(Far Cry image taken with digital camera)
In the photo below, the enlarged version of the picture above, you can just about see the effects of ghosting on the edge of the wall bleeding into the light area to it's right. However, it's difficult to completely convey this effect in static images.
(enlarged view showing ghosting)
CRT‚??s have a refresh rate measured in Hz. The higher this number, the faster the screen refreshes the display. A CRT monitor redraws the whole display every pass, picking up even the smallest changes at a much faster rate than the human eye. Having a refresh rate that is too low, the CRT monitor will appear to flicker. In the States, the sine wave used by electric utilities is 60Hz. That's why CRT monitors will flicker when run at 60Hz. (for more on the effects of Refresh Rate and VSYNC, click here and here) TFT LCD‚??s are slightly different and are not hindered by the flicker that plagues CRT monitors. Consequently, TFT LCD‚??s typically operate at 60Hz and when the image on the screen changes, only the affected pixels on the display are altered. The rest remain unchanged. But changing pixels takes time to alter from one state to another, this is commonly called rising and falling. The time the pixels take to rise or fall is then referred to as the response time. The smaller the response time, the faster the pixels can change and this will result in less of the ghosting effect. This is, in my opinion, the greatest issue with TFT LCD‚??s and gaming. This response time is given in milliseconds on the specifications for the display. However, gray-to-gray response time is much more important for determining if an LCD is the best for gaming, rather than rising and falling response time. Unfortunately, grey-to-grey response time is rarely given on sales specifications.
One continuous criticism of CRT monitors was the screen size. Invariably CRT monitors would be sold according to their tube size. So the ‚??18‚?Ě monitor‚?Ě refers to the size of the cathode ray tube in the monitor. The viewable area of the screen may be significantly different from 19‚?Ě. The viewable area may range from 15‚?Ě to 17.1‚?Ě depending on the manufacturer of the CRT in question. When referring to LCD‚??s and TFT 19‚?Ě is 19‚?Ě. The viewable area of an 17‚?Ě CRT is equivalent to a 15‚?Ě LCD or TFT screen. So if you are perfectly happy with the size of your screen and just wish for it to take up less space.
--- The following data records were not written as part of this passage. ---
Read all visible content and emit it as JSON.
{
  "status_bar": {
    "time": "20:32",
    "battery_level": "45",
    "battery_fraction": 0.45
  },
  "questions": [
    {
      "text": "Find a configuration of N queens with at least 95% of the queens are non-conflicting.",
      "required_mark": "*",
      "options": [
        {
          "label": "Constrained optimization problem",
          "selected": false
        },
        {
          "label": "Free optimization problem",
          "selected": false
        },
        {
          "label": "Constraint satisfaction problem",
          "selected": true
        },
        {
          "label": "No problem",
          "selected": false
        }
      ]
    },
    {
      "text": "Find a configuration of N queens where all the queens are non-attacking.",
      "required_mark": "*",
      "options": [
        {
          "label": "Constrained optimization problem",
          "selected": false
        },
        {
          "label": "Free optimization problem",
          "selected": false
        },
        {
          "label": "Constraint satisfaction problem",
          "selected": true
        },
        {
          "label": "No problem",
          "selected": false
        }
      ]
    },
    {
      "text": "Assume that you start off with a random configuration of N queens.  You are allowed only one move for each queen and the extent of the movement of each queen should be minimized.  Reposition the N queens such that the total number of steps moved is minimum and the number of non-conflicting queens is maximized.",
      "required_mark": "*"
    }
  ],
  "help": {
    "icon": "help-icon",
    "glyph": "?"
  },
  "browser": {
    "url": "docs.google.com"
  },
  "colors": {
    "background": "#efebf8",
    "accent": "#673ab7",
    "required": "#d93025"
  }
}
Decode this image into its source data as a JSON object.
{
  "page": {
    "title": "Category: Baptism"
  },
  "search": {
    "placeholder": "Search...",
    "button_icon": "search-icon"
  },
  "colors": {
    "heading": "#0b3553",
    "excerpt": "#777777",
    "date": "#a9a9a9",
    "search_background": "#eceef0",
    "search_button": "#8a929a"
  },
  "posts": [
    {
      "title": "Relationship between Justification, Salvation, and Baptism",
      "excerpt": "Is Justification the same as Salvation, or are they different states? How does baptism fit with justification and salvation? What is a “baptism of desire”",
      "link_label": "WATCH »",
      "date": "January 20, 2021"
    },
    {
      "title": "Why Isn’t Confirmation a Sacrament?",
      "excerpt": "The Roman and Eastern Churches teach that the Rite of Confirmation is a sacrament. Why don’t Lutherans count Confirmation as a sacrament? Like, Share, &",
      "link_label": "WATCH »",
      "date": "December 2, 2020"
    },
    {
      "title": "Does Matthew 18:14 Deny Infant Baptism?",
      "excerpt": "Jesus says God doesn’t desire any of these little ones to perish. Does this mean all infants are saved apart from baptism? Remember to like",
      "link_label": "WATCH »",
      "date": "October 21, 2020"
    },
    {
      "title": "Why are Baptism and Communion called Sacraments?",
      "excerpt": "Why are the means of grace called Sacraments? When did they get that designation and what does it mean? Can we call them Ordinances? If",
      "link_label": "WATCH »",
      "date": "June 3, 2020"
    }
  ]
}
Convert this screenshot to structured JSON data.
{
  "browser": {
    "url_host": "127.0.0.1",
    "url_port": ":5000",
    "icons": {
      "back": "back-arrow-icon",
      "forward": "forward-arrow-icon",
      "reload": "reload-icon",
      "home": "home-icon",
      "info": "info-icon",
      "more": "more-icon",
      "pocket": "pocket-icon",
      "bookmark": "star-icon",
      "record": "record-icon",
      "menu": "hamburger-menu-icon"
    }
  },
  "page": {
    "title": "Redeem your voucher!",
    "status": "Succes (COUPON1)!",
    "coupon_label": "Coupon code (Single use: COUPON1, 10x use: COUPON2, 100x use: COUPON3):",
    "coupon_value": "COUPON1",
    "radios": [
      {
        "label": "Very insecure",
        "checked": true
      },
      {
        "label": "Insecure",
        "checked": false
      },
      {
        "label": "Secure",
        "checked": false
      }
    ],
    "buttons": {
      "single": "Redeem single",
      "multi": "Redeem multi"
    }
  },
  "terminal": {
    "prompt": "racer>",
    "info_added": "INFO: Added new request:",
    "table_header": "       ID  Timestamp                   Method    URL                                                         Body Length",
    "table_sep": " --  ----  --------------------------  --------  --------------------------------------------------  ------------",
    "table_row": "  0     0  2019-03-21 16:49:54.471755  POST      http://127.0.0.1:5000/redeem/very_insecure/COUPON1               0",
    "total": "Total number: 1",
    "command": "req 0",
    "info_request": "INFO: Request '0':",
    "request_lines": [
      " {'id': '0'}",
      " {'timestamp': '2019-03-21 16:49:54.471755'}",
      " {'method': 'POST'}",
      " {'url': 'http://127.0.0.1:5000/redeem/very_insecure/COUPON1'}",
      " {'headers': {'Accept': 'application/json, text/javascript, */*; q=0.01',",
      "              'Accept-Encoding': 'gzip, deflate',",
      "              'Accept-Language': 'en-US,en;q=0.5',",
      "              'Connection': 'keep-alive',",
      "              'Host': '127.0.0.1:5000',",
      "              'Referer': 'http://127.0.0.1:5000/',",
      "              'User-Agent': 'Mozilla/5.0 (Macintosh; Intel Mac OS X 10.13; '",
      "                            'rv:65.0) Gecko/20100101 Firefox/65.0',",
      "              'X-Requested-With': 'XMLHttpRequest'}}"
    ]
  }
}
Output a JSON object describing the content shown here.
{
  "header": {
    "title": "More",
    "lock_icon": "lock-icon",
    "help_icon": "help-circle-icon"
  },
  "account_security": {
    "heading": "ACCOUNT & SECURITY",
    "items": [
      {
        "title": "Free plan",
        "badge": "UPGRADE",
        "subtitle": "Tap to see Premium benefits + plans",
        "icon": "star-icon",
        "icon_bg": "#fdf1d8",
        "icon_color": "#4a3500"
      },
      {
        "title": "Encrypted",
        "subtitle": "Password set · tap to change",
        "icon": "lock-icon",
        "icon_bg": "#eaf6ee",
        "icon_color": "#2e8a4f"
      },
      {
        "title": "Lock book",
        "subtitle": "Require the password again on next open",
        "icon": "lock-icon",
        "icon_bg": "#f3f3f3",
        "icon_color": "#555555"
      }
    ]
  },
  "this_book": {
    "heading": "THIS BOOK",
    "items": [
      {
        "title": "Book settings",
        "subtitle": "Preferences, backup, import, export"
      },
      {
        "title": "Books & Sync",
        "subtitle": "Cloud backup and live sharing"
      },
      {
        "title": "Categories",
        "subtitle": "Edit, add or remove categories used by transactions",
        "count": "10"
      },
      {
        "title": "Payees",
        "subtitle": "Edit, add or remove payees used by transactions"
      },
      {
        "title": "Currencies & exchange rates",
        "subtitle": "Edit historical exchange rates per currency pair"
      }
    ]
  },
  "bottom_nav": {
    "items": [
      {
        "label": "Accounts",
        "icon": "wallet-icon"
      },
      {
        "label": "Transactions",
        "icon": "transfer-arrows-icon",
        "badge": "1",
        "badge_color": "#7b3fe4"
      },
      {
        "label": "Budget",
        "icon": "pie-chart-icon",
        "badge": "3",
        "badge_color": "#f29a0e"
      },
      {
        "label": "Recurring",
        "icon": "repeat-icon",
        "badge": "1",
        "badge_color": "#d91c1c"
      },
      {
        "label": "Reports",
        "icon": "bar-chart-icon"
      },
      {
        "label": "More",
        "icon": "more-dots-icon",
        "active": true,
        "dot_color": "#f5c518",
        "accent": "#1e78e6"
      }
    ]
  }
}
You should go for the next size down (i.e. if you have a 19" CRT desk hog, look at buying the next size down, a 17" or 15" LCD/TFT)
There are a few more minor issues that may or may not affect your buying decision.